* **What you need to do**
Output the material exactly, keeping every line intact.

* **Data extract**
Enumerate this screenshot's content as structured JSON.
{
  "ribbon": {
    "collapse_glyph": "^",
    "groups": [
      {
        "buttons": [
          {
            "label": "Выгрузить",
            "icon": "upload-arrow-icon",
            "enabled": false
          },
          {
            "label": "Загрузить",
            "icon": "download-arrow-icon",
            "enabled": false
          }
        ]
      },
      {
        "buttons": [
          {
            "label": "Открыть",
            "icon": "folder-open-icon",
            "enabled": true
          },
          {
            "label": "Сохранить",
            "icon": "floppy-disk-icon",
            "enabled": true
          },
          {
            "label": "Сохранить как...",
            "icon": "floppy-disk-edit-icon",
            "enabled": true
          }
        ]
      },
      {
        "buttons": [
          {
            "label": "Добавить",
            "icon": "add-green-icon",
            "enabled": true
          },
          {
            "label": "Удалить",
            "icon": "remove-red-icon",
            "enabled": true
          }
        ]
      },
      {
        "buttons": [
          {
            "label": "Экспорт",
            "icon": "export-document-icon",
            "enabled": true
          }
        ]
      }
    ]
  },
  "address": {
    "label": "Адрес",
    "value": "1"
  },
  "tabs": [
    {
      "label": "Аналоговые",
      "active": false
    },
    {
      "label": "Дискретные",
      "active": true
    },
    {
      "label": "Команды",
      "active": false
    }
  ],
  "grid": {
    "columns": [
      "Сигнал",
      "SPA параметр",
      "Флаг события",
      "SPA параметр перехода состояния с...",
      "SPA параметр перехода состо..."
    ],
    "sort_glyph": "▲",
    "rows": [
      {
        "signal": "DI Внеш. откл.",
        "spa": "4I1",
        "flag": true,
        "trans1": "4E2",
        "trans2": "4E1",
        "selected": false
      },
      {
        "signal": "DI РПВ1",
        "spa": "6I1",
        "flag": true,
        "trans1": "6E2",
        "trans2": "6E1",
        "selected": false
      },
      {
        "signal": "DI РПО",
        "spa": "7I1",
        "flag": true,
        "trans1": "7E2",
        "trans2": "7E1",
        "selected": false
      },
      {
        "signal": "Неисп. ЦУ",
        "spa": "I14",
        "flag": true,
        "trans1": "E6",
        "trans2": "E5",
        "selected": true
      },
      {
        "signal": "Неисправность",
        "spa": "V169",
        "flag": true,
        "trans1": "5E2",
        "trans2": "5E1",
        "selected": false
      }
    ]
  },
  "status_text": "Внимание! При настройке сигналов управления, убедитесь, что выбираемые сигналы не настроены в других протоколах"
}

* **Answer space**
Enumerate this screenshot's content as structured JSON.
{
  "ribbon": {
    "collapse_glyph": "^",
    "groups": [
      {
        "buttons": [
          {
            "label": "Выгрузить",
            "icon": "upload-arrow-icon",
            "enabled": false
          },
          {
            "label": "Загрузить",
            "icon": "download-arrow-icon",
            "enabled": false
          }
        ]
      },
      {
        "buttons": [
          {
            "label": "Открыть",
            "icon": "folder-open-icon",
            "enabled": true
          },
          {
            "label": "Сохранить",
            "icon": "floppy-disk-icon",
            "enabled": true
          },
          {
            "label": "Сохранить как...",
            "icon": "floppy-disk-edit-icon",
            "enabled": true
          }
        ]
      },
      {
        "buttons": [
          {
            "label": "Добавить",
            "icon": "add-green-icon",
            "enabled": true
          },
          {
            "label": "Удалить",
            "icon": "remove-red-icon",
            "enabled": true
          }
        ]
      },
      {
        "buttons": [
          {
            "label": "Экспорт",
            "icon": "export-document-icon",
            "enabled": true
          }
        ]
      }
    ]
  },
  "address": {
    "label": "Адрес",
    "value": "1"
  },
  "tabs": [
    {
      "label": "Аналоговые",
      "active": false
    },
    {
      "label": "Дискретные",
      "active": true
    },
    {
      "label": "Команды",
      "active": false
    }
  ],
  "grid": {
    "columns": [
      "Сигнал",
      "SPA параметр",
      "Флаг события",
      "SPA параметр перехода состояния с...",
      "SPA параметр перехода состо..."
    ],
    "sort_glyph": "▲",
    "rows": [
      {
        "signal": "DI Внеш. откл.",
        "spa": "4I1",
        "flag": true,
        "trans1": "4E2",
        "trans2": "4E1",
        "selected": false
      },
      {
        "signal": "DI РПВ1",
        "spa": "6I1",
        "flag": true,
        "trans1": "6E2",
        "trans2": "6E1",
        "selected": false
      },
      {
        "signal": "DI РПО",
        "spa": "7I1",
        "flag": true,
        "trans1": "7E2",
        "trans2": "7E1",
        "selected": false
      },
      {
        "signal": "Неисп. ЦУ",
        "spa": "I14",
        "flag": true,
        "trans1": "E6",
        "trans2": "E5",
        "selected": true
      },
      {
        "signal": "Неисправность",
        "spa": "V169",
        "flag": true,
        "trans1": "5E2",
        "trans2": "5E1",
        "selected": false
      }
    ]
  },
  "status_text": "Внимание! При настройке сигналов управления, убедитесь, что выбираемые сигналы не настроены в других протоколах"
}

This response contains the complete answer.